The EU was warned not to hasten when replacing the fallen “Safe Harbour” agreement with the US with a new agreement to protect European personal data. But the EU Commission did. And it did a poor work.

The new agreement – the EU-US Privacy Shield – suffers much the same problems as its predecessor. Immediately here were warnings that if it is to be sent to court, it will meet the same fate as the previous agreement: Invalidation.

And here we go…

Privacy Shield legal spat puts EU-US data flows at risk again »


FAQ: EU-US Privacy Shield

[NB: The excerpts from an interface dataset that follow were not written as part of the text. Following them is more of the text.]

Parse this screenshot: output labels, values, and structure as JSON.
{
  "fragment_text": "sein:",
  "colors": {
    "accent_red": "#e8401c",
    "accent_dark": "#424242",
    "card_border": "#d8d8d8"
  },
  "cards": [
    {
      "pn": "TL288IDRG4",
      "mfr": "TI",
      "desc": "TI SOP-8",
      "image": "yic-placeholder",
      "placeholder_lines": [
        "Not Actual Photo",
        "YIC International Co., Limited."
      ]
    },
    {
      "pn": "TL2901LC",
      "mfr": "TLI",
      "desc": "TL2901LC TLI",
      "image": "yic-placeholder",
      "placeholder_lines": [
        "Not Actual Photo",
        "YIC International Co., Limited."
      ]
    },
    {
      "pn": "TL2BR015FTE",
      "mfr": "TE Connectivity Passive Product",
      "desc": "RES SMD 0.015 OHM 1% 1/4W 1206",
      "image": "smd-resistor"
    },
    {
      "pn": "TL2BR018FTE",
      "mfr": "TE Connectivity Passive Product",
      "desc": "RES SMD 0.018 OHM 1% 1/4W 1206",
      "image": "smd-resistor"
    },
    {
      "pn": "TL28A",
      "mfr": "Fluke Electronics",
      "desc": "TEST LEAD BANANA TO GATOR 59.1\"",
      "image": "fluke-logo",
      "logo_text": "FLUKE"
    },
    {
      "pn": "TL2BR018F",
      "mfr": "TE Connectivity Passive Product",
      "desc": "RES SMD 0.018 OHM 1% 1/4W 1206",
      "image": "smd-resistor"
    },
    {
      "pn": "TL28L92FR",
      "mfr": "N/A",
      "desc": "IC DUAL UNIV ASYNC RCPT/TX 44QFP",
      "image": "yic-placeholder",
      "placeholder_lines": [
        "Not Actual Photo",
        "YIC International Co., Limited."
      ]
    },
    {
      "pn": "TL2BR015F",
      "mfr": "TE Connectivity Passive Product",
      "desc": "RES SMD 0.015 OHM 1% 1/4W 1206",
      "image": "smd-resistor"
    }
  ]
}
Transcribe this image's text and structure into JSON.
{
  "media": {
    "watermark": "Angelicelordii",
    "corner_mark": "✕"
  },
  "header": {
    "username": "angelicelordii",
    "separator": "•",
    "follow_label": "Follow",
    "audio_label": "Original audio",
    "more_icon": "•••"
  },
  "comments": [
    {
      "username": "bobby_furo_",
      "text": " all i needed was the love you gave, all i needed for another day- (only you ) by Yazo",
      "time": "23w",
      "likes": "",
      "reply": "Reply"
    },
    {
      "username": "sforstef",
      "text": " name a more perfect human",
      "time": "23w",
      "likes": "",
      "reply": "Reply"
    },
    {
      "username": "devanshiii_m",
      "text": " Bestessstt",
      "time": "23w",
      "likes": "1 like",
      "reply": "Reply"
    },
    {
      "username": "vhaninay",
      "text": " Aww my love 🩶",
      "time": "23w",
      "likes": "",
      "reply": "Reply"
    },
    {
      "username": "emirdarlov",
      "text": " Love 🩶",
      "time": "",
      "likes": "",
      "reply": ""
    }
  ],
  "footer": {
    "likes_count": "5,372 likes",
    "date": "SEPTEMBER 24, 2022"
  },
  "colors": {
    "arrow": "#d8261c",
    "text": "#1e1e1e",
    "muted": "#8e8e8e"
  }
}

“There are a few improvements, the most obvious being on the purpose limitation and the duration of data retention by private companies. But even here, the EU standard that data can only be stored as long as this is “necessary” is watered down to “relevant”. Of course, any data can be relevant for the company, but that does not mean it meets the necessity test.”

“At the very least, it should get a sunset clause and expire in two years, when the new EU data protection rules have to be applied. The negotiations should in the meantime continue with the next US administration, which also should amend its laws in the next two years. I know this is difficult given the current situation on Capitol Hill in Washington, but we can’t give US companies such privileged access to EU data transfers market if they don’t follow our standards.”

“All I have seen is a funny attempt to define “bulk collection” as not being “mass surveillance”. The US government is still allowed to do bulk data collection in at least six cases, including gathering “foreign intelligence information”, which can be information on anything from illicit arms trade to legitimate trade agreement protests.”

German Green MEP Jan Philipp Albrecht on the EU-U.S. Privacy Shield.

Link: EU-US “Privacy Shield” – Background and Frequently Asked Questions (FAQ) »


EU-US Privacy Shield adopted by the EU despite privacy flaws

The much criticized EU-U.S. Privacy Shield agreement concerning data protection for personal data transferred from the EU to the U.S. has – as expected – been approved by EU member states.

• Statement by Vice-President Ansip and Commissioner Jourová on the occasion of the adoption by Member States of the EU-U.S. Privacy Shield »

• Privacy Shield data pact gets European approval »

• EU-U.S. commercial data transfer pact clears final hurdle »

• New Privacy Shield Could Face Legal Challenge in Europe, Experts Say »

• Official: Privacy Shield dragged across finish line »

Most likely this agreement will end up in the European Court of Justice – as it is suffering from many of the same shortcomings as its predecessor, the Safe Harbour agreement. The latter was invalidated by the court for violating citizens rights to privacy.


EU to adopt EU-US Privacy Shield shotrly

Privacy Shield—the much maligned replacement to the Safe Harbour deal between the European Union and the US—looks set to be approved by national representatives on Friday, Ars understands.

The scheme, which will allow the transfer of personal data from the EU to the US despite privacy and data protection concerns, has faced an uphill battle. Brussels officials who negotiated the deal on behalf of the EU have been desperate to push it through in the face of criticism from the European Data Protection Supervisor, national data protection authorities, and the European Parliament, in order to give some legal certainty to companies that rely on transatlantic data flows. (…)

The agreement is expected to be formally adopted by the European Commission next Monday, followed by the deal being inked by justice commissioner Vera Jourová and US secretary of commerce Penny Pritzker on Tuesday.

Jennifer Baker in Ars Technica: Privacy Shield to be dragged across finish line—sources »